- Work to be completed -
Retype all of the listing exactly, passing over any picture you find.

- Data for this exercise -

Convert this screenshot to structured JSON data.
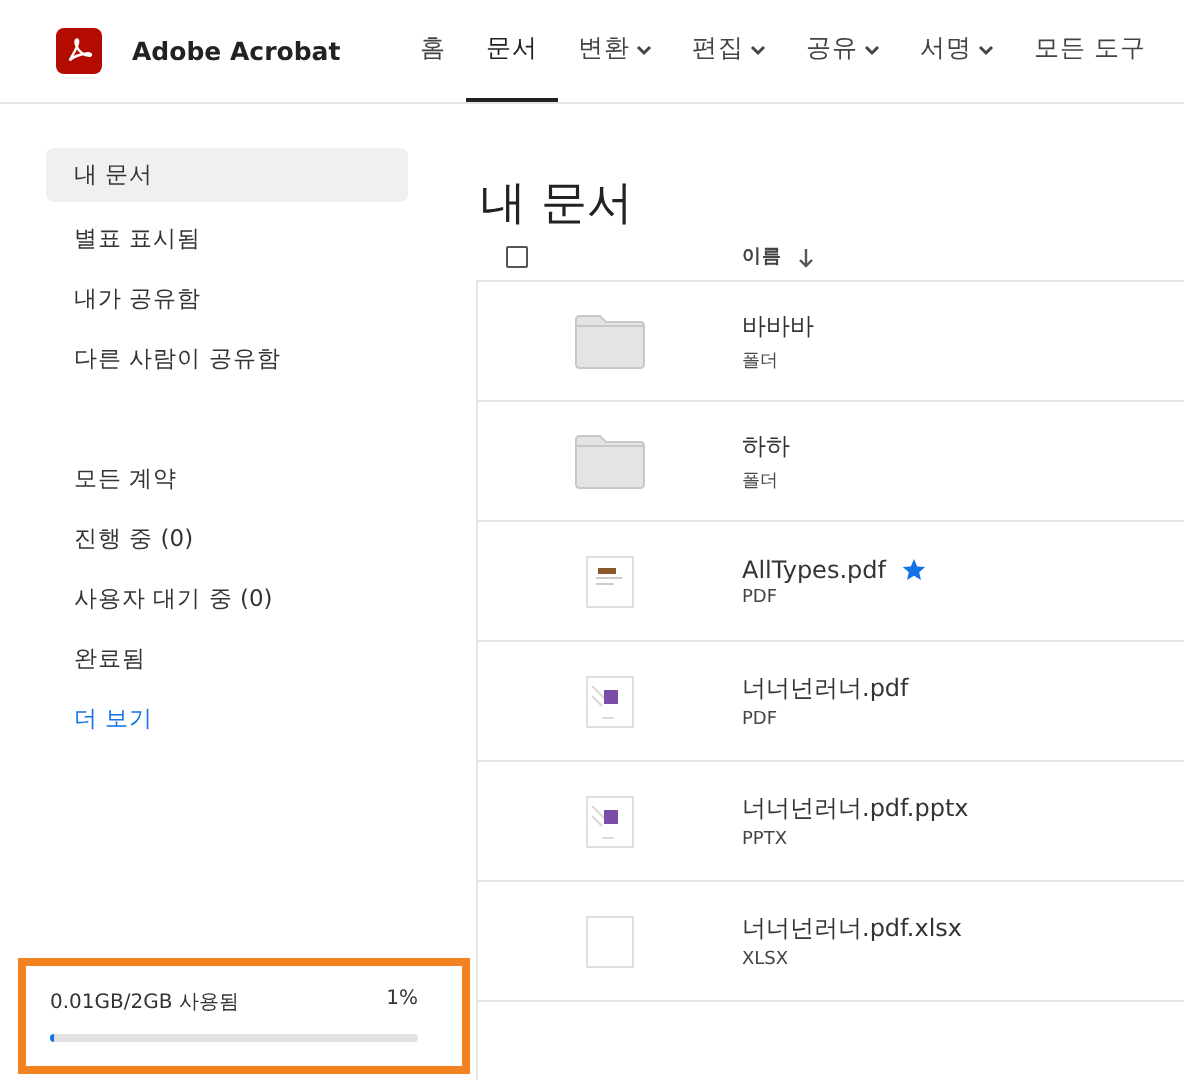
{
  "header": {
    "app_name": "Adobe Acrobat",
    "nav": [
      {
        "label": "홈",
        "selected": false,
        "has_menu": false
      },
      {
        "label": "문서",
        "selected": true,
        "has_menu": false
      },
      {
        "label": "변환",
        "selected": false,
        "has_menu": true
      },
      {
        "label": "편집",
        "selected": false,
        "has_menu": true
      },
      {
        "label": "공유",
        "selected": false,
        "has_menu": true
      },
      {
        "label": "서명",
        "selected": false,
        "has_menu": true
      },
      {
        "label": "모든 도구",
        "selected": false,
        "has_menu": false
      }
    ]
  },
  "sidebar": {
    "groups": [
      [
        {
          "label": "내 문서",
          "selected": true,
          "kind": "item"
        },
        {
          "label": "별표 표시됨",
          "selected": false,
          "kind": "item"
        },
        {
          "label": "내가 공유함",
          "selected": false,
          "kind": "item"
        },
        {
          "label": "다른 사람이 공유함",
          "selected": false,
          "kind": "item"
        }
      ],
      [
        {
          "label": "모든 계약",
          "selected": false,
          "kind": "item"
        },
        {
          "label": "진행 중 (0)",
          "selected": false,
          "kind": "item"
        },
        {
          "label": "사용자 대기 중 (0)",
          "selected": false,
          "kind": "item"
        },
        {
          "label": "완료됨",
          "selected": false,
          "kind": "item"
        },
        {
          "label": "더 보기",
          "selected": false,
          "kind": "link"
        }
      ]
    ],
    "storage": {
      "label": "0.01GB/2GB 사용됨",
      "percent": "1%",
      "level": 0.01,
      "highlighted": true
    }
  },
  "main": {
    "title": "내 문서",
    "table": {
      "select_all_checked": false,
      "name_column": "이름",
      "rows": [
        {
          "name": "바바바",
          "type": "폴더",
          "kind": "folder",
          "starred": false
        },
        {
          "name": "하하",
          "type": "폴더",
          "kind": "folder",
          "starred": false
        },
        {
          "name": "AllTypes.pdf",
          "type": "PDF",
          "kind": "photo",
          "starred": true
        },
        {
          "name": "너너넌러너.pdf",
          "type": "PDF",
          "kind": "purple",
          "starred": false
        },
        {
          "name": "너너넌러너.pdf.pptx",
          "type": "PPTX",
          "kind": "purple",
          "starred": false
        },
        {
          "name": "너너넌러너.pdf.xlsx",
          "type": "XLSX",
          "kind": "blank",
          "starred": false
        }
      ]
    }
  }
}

- Reply to the task -
Convert this screenshot to structured JSON data.
{
  "header": {
    "app_name": "Adobe Acrobat",
    "nav": [
      {
        "label": "홈",
        "selected": false,
        "has_menu": false
      },
      {
        "label": "문서",
        "selected": true,
        "has_menu": false
      },
      {
        "label": "변환",
        "selected": false,
        "has_menu": true
      },
      {
        "label": "편집",
        "selected": false,
        "has_menu": true
      },
      {
        "label": "공유",
        "selected": false,
        "has_menu": true
      },
      {
        "label": "서명",
        "selected": false,
        "has_menu": true
      },
      {
        "label": "모든 도구",
        "selected": false,
        "has_menu": false
      }
    ]
  },
  "sidebar": {
    "groups": [
      [
        {
          "label": "내 문서",
          "selected": true,
          "kind": "item"
        },
        {
          "label": "별표 표시됨",
          "selected": false,
          "kind": "item"
        },
        {
          "label": "내가 공유함",
          "selected": false,
          "kind": "item"
        },
        {
          "label": "다른 사람이 공유함",
          "selected": false,
          "kind": "item"
        }
      ],
      [
        {
          "label": "모든 계약",
          "selected": false,
          "kind": "item"
        },
        {
          "label": "진행 중 (0)",
          "selected": false,
          "kind": "item"
        },
        {
          "label": "사용자 대기 중 (0)",
          "selected": false,
          "kind": "item"
        },
        {
          "label": "완료됨",
          "selected": false,
          "kind": "item"
        },
        {
          "label": "더 보기",
          "selected": false,
          "kind": "link"
        }
      ]
    ],
    "storage": {
      "label": "0.01GB/2GB 사용됨",
      "percent": "1%",
      "level": 0.01,
      "highlighted": true
    }
  },
  "main": {
    "title": "내 문서",
    "table": {
      "select_all_checked": false,
      "name_column": "이름",
      "rows": [
        {
          "name": "바바바",
          "type": "폴더",
          "kind": "folder",
          "starred": false
        },
        {
          "name": "하하",
          "type": "폴더",
          "kind": "folder",
          "starred": false
        },
        {
          "name": "AllTypes.pdf",
          "type": "PDF",
          "kind": "photo",
          "starred": true
        },
        {
          "name": "너너넌러너.pdf",
          "type": "PDF",
          "kind": "purple",
          "starred": false
        },
        {
          "name": "너너넌러너.pdf.pptx",
          "type": "PPTX",
          "kind": "purple",
          "starred": false
        },
        {
          "name": "너너넌러너.pdf.xlsx",
          "type": "XLSX",
          "kind": "blank",
          "starred": false
        }
      ]
    }
  }
}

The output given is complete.